Seydlitz was a leader in the forming, under Soviet supervision, of an anti-Nazi organization, the League of German Officers, and was made a member of the National Committee for a Free Germany. He was condemned by many of his fellow generals for his collaboration with the Soviet Union. He was sentenced to death in absentia by Hitler's government. His idea of creating an anti-Nazi force of some 40,000 German POWs to be airlifted into Germany was never seriously considered, while in Germany his family was taken into Sippenhaft, detention for the crimes of a family member. Seydlitz was ultimately exploited by both Soviet and German propaganda: he was used by the former in broadcasts and literature to encourage German soldiers to surrender, while the latter cultivated the idea of "Seydlitz troops" (German: Seydlitztruppen). His role in Soviet propaganda was largely equivalent to that of Andrey Vlasov in Nazi propaganda.

In 1949 he was charged with war crimes. He was put on trial for responsibility for actions against Soviet POWs and the civilian population while in Wehrmacht service. In 1950 a Soviet tribunal sentenced him to 25 years’ imprisonment, but in 1955 he was released to West Germany, where in 1956 his Third Reich death sentence was nullified.

Seydlitz died on 28 April 1976 in Bremen. On 23 April 1996 a posthumous pardon was issued by Russian authorities.




  1. ^ a b c Adam, Wilhelm; Ruhle, Otto (2015). With Paulus at Stalingrad. Translated by Tony Le Tissier. Pen and Sword Books Ltd. p. 60. ISBN 9781473833869.
  2. ^ Beevor 1998, p. 381.
  3. ^ Beevor 1998, p. 382.
  4. ^ Beevor 1998, p. 396.
  5. ^ Beevor 1998, p. 423.
  6. ^ a b Thomas 1998, p. 319.
  7. ^ a b Scherzer 2007, p. 703.


  • Beevor, Antony (1998). Stalingrad. Viking, London. ISBN 978-0-14-103240-5.
  • Scherzer, Veit (2007). Die Ritterkreuzträger 1939–1945 Die Inhaber des Ritterkreuzes des Eisernen Kreuzes 1939 von Heer, Luftwaffe, Kriegsmarine, Waffen-SS, Volkssturm sowie mit Deutschland verbündeter Streitkräfte nach den Unterlagen des Bundesarchives [The Knight's Cross Bearers 1939–1945 The Holders of the Knight's Cross of the Iron Cross 1939 by Army, Air Force, Navy, Waffen-SS, Volkssturm and Allied Forces with Germany According to the Documents of the Federal Archives] (in German). Jena, Germany: Scherzers Militaer-Verlag. ISBN 978-3-938845-17-2.
  • Thomas, Franz (1998). Die Eichenlaubträger 1939–1945 Band 2: L–Z [The Oak Leaves Bearers 1939–1945 Volume 2: L–Z] (in German). Osnabrück, Germany: Biblio-Verlag. ISBN 978-3-7648-2300-9.

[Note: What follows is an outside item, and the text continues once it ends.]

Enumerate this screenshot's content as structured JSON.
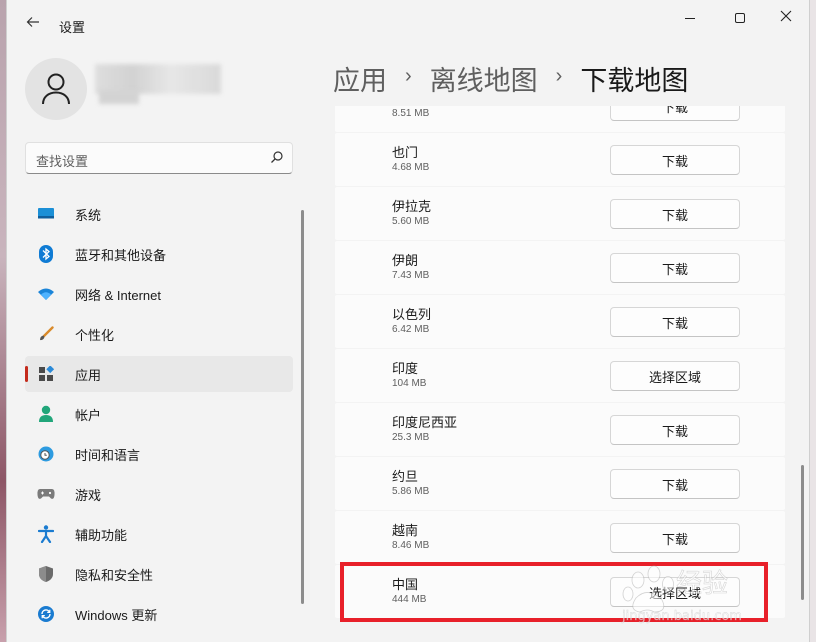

External links[edit]

Military offices
Preceded by
Generalleutnant Ludwig von der Leyen
Commander of 12. Infanterie-Division
10 March 1940 – 1 January 1942
Succeeded by
Oberst Karl Hernekamp
Preceded by
General der Infanterie Hans-Wolfgang Reinhard
Commander of LI Army Corps
8 May 1942 – 25 January 1943
Succeeded by
Corps destroyed